@wazte_of_mone – You’re right. Sgt Blackman shamed the Marines, his family and himself. he got what he deserved. I hope the decision stands and he’s finished as a serviceman and as a trustworthy human being.

wazte_of_mone | January 07 2014, 12:45AM
Welsh_exile hit the nail on the head. Sgt. Blackman effectively shot himself in the foot with the coverage recovered from wearing that unauthorised head cam. The Courts Martial had no option but return a guilty verdict. But, personally, I say cut the sentence due to the extreme pressure Sgt. Blackman was under. For a MAN of that calibre, dismissal from the Royal Marines (undoubtedly paramount to his life for a long time) with his papers clipped and a token custodial sentence would be adequate. He is hardly likely to commit such a crime out here in easy street. It is such a shame that there was that footage, and even more so it ever came to light. There are times when things really should be swept well under a big, thick carpet.

cashlift | January 06 2014, 9:19PM
this guy is a hero, not a murderer, if the boot was on the other foot, he would have been killed and hung on a tree, release him now.

daz449 | January 06 2014, 8:38PM
I’ll tell you what, Sylvia Barber, aka foldart: you go to Afghanistan for 6 to 9 months, away from your family, wife and kids and spend that whole time being shot at or watching close friends die in front of you! I’d love to see what state of mind you would be in after all that going on. Its easy for you to sit on your comfy sofa typing away saying the sentence is correct and shouldn’t be changed, but you have no idea what he has seen or been through and what state of mind he was in at the time. Regardless of whether it was right or wrong, we have no idea of the facts of the case, only those who were there at the time know. Was the insurgent still armed at the time? Even though he was wounded, was he able to lift a weapon if he had one? Did he injure any of Sgt Blackman’s freinds beforehand? It’s facts that we don’t know and will never know: so before you sit there and say the sentence is correct and he deserves it, think about those facts I have stated and ask yourself truthfully what would you do in that position.

Plymouth Herald

Please visit and like the Facebook page that demands the immediate release of Al Blackman.
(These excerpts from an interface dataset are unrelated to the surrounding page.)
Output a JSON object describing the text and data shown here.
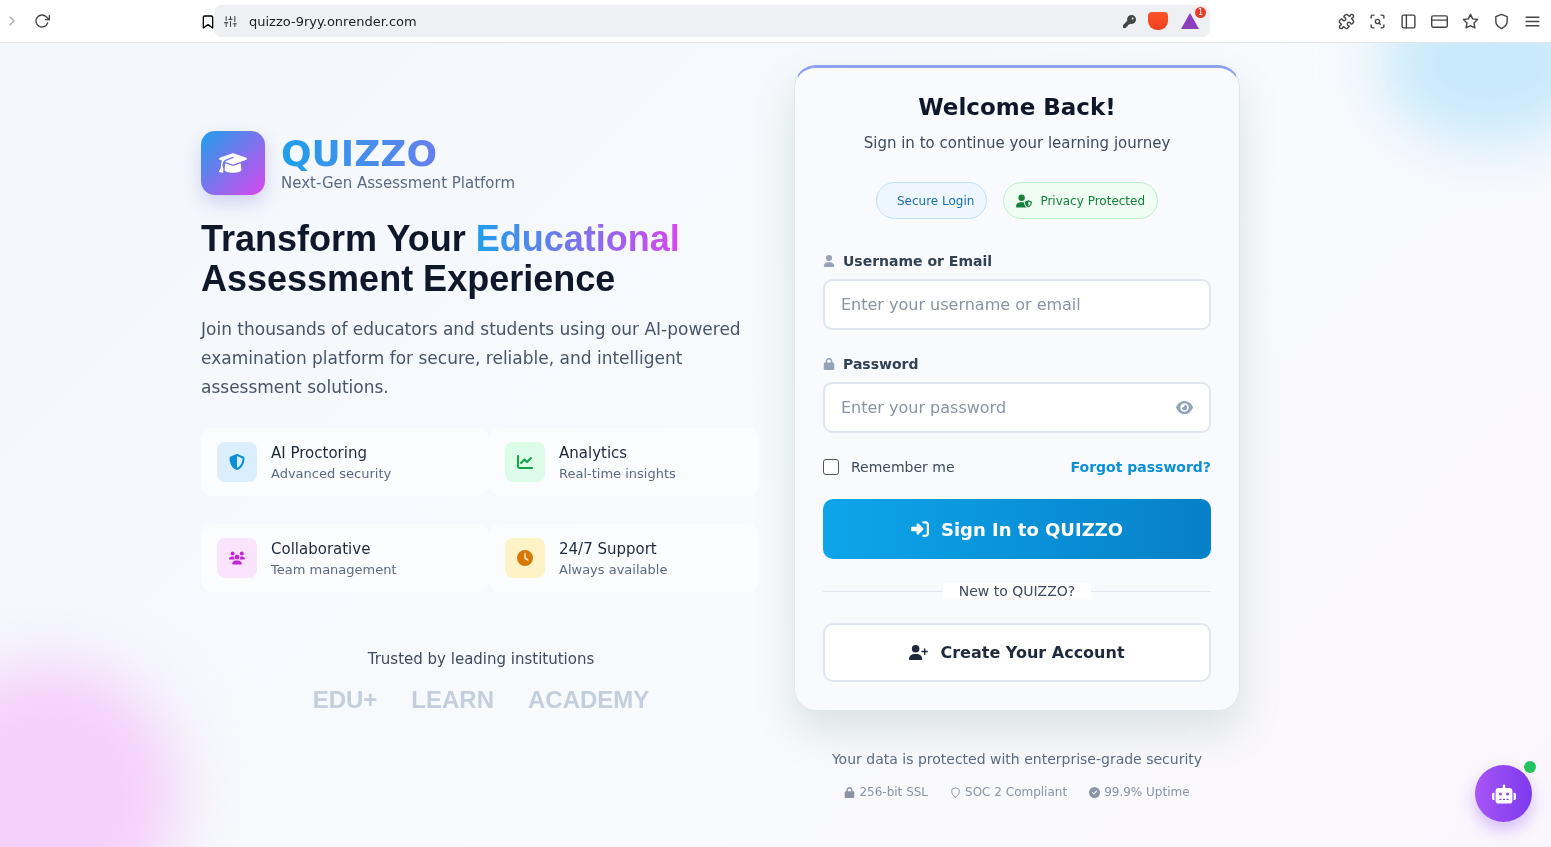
{
  "browser": {
    "url": "quizzo-9ryy.onrender.com",
    "notification_count": "1"
  },
  "brand": {
    "name": "QUIZZO",
    "tagline": "Next-Gen Assessment Platform"
  },
  "headline": {
    "before": "Transform Your ",
    "highlight": "Educational",
    "after": "Assessment Experience"
  },
  "intro": "Join thousands of educators and students using our AI-powered examination platform for secure, reliable, and intelligent assessment solutions.",
  "features": [
    {
      "kind": "shield",
      "title": "AI Proctoring",
      "subtitle": "Advanced security"
    },
    {
      "kind": "chart",
      "title": "Analytics",
      "subtitle": "Real-time insights"
    },
    {
      "kind": "team",
      "title": "Collaborative",
      "subtitle": "Team management"
    },
    {
      "kind": "clock",
      "title": "24/7 Support",
      "subtitle": "Always available"
    }
  ],
  "trusted": {
    "title": "Trusted by leading institutions",
    "logos": [
      "EDU+",
      "LEARN",
      "ACADEMY"
    ]
  },
  "login": {
    "title": "Welcome Back!",
    "subtitle": "Sign in to continue your learning journey",
    "badges": [
      {
        "kind": "secure",
        "label": "Secure Login"
      },
      {
        "kind": "privacy",
        "label": "Privacy Protected"
      }
    ],
    "username": {
      "label": "Username or Email",
      "placeholder": "Enter your username or email"
    },
    "password": {
      "label": "Password",
      "placeholder": "Enter your password"
    },
    "remember": {
      "label": "Remember me",
      "checked": false
    },
    "forgot": "Forgot password?",
    "submit": "Sign In to QUIZZO",
    "divider": "New to QUIZZO?",
    "create": "Create Your Account"
  },
  "footer": {
    "note": "Your data is protected with enterprise-grade security",
    "items": [
      {
        "kind": "lock",
        "label": "256-bit SSL"
      },
      {
        "kind": "shield",
        "label": "SOC 2 Compliant"
      },
      {
        "kind": "check",
        "label": "99.9% Uptime"
      }
    ]
  },
  "chatbot": {
    "online": true
  }
}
The page already has almost 10,000 likes.

Al should serve no more prison time for his offence. If necessary, a pardon should be granted.